**Exercise:** Quote all entries exactly, leaving pictures aside.

**Data in this exercise:**
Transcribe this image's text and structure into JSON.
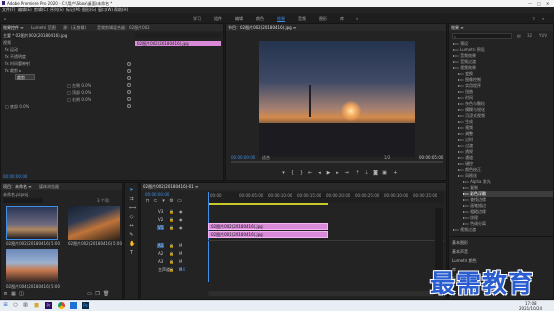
{
  "app": {
    "title": "Adobe Premiere Pro 2020 - C:\\用户\\Sbox\\桌面\\未命名 *",
    "menus": [
      "文件(F)",
      "编辑(E)",
      "剪辑(C)",
      "序列(S)",
      "标记(M)",
      "图形(G)",
      "窗口(W)",
      "帮助(H)"
    ],
    "workspaces": [
      "学习",
      "组件",
      "编辑",
      "颜色",
      "效果",
      "音频",
      "图形",
      "库"
    ],
    "active_workspace": "效果"
  },
  "effect_controls": {
    "tabs": [
      "效果控件 ≡",
      "Lumetri 范围",
      "源：(无剪辑)",
      "音频剪辑混合器：02图片002"
    ],
    "source_label": "主要 * 02图片002(20180416).jpg",
    "clip_label": "02图片002(20180416).jpg",
    "section_video": "视频",
    "rows": [
      "fx 运动",
      "fx 不透明度",
      "fx 时间重映射",
      "fx 裁剪 ▸",
      "裁剪",
      "□ 左侧 0.0%",
      "□ 顶部 0.0%",
      "□ 右侧 0.0%",
      "□ 底部 0.0%",
      "羽化边缘",
      "○ 缩放",
      "○ 0.0",
      "○ 0.0"
    ],
    "timecode": "00:00:00:00"
  },
  "program_monitor": {
    "tab": "节目：02图片002(20180416).jpg ≡",
    "timecode_left": "00:00:00:00",
    "fit_label": "适合",
    "quality_label": "1/2",
    "timecode_right": "00:00:05:00"
  },
  "project": {
    "tabs": [
      "项目：未命名 ≡",
      "媒体浏览器"
    ],
    "name": "未命名.prproj",
    "item_count": "3 个项",
    "items": [
      {
        "name": "02图片002(20180416).jpg",
        "dur": "5:00"
      },
      {
        "name": "02图片002(20180416).jpg",
        "dur": "5:00"
      },
      {
        "name": "02图片004(20180416).jpg",
        "dur": "5:00"
      }
    ]
  },
  "timeline": {
    "tab": "02图片002(20180416)-01 ≡",
    "timecode": "00:00:00:00",
    "ruler": [
      "00:00",
      "00:00:05:00",
      "00:00:10:00",
      "00:00:15:00",
      "00:00:20:00",
      "00:00:25:00",
      "00:00:30:00",
      "00:00:35:00"
    ],
    "tracks": [
      "V3",
      "V2",
      "V1",
      "A1",
      "A2",
      "A3",
      "主声道"
    ],
    "master_value": "0.0",
    "clips": [
      "02图片002(20180416).jpg",
      "02图片001(20180416).jpg"
    ]
  },
  "effects": {
    "tab": "效果 ≡",
    "search_placeholder": "",
    "tree": [
      "预设",
      "Lumetri 预设",
      "音频效果",
      "音频过渡",
      "视频效果",
      "变换",
      "图像控制",
      "实用程序",
      "扭曲",
      "时间",
      "杂色与颗粒",
      "模糊与锐化",
      "沉浸式视频",
      "生成",
      "视频",
      "调整",
      "过时",
      "过渡",
      "透视",
      "通道",
      "键控",
      "颜色校正",
      "风格化",
      "Alpha 发光",
      "复制",
      "彩色浮雕",
      "查找边缘",
      "画笔描边",
      "粗糙边缘",
      "纹理",
      "色调分离",
      "视频过渡"
    ],
    "selected_index": 25,
    "bottom_tabs": [
      "基本图形",
      "基本声音",
      "Lumetri 颜色",
      "库",
      "标记"
    ]
  },
  "watermark": "最需教育",
  "taskbar": {
    "time": "17:08",
    "date": "2021/10/24",
    "apps": [
      "windows-icon",
      "search-icon",
      "taskview-icon",
      "explorer-icon",
      "premiere-icon",
      "chrome-icon",
      "photos-icon",
      "photoshop-icon"
    ]
  }
}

**Problem solution:**
Transcribe this image's text and structure into JSON.
{
  "app": {
    "title": "Adobe Premiere Pro 2020 - C:\\用户\\Sbox\\桌面\\未命名 *",
    "menus": [
      "文件(F)",
      "编辑(E)",
      "剪辑(C)",
      "序列(S)",
      "标记(M)",
      "图形(G)",
      "窗口(W)",
      "帮助(H)"
    ],
    "workspaces": [
      "学习",
      "组件",
      "编辑",
      "颜色",
      "效果",
      "音频",
      "图形",
      "库"
    ],
    "active_workspace": "效果"
  },
  "effect_controls": {
    "tabs": [
      "效果控件 ≡",
      "Lumetri 范围",
      "源：(无剪辑)",
      "音频剪辑混合器：02图片002"
    ],
    "source_label": "主要 * 02图片002(20180416).jpg",
    "clip_label": "02图片002(20180416).jpg",
    "section_video": "视频",
    "rows": [
      "fx 运动",
      "fx 不透明度",
      "fx 时间重映射",
      "fx 裁剪 ▸",
      "裁剪",
      "□ 左侧 0.0%",
      "□ 顶部 0.0%",
      "□ 右侧 0.0%",
      "□ 底部 0.0%",
      "羽化边缘",
      "○ 缩放",
      "○ 0.0",
      "○ 0.0"
    ],
    "timecode": "00:00:00:00"
  },
  "program_monitor": {
    "tab": "节目：02图片002(20180416).jpg ≡",
    "timecode_left": "00:00:00:00",
    "fit_label": "适合",
    "quality_label": "1/2",
    "timecode_right": "00:00:05:00"
  },
  "project": {
    "tabs": [
      "项目：未命名 ≡",
      "媒体浏览器"
    ],
    "name": "未命名.prproj",
    "item_count": "3 个项",
    "items": [
      {
        "name": "02图片002(20180416).jpg",
        "dur": "5:00"
      },
      {
        "name": "02图片002(20180416).jpg",
        "dur": "5:00"
      },
      {
        "name": "02图片004(20180416).jpg",
        "dur": "5:00"
      }
    ]
  },
  "timeline": {
    "tab": "02图片002(20180416)-01 ≡",
    "timecode": "00:00:00:00",
    "ruler": [
      "00:00",
      "00:00:05:00",
      "00:00:10:00",
      "00:00:15:00",
      "00:00:20:00",
      "00:00:25:00",
      "00:00:30:00",
      "00:00:35:00"
    ],
    "tracks": [
      "V3",
      "V2",
      "V1",
      "A1",
      "A2",
      "A3",
      "主声道"
    ],
    "master_value": "0.0",
    "clips": [
      "02图片002(20180416).jpg",
      "02图片001(20180416).jpg"
    ]
  },
  "effects": {
    "tab": "效果 ≡",
    "search_placeholder": "",
    "tree": [
      "预设",
      "Lumetri 预设",
      "音频效果",
      "音频过渡",
      "视频效果",
      "变换",
      "图像控制",
      "实用程序",
      "扭曲",
      "时间",
      "杂色与颗粒",
      "模糊与锐化",
      "沉浸式视频",
      "生成",
      "视频",
      "调整",
      "过时",
      "过渡",
      "透视",
      "通道",
      "键控",
      "颜色校正",
      "风格化",
      "Alpha 发光",
      "复制",
      "彩色浮雕",
      "查找边缘",
      "画笔描边",
      "粗糙边缘",
      "纹理",
      "色调分离",
      "视频过渡"
    ],
    "selected_index": 25,
    "bottom_tabs": [
      "基本图形",
      "基本声音",
      "Lumetri 颜色",
      "库",
      "标记"
    ]
  },
  "watermark": "最需教育",
  "taskbar": {
    "time": "17:08",
    "date": "2021/10/24",
    "apps": [
      "windows-icon",
      "search-icon",
      "taskview-icon",
      "explorer-icon",
      "premiere-icon",
      "chrome-icon",
      "photos-icon",
      "photoshop-icon"
    ]
  }
}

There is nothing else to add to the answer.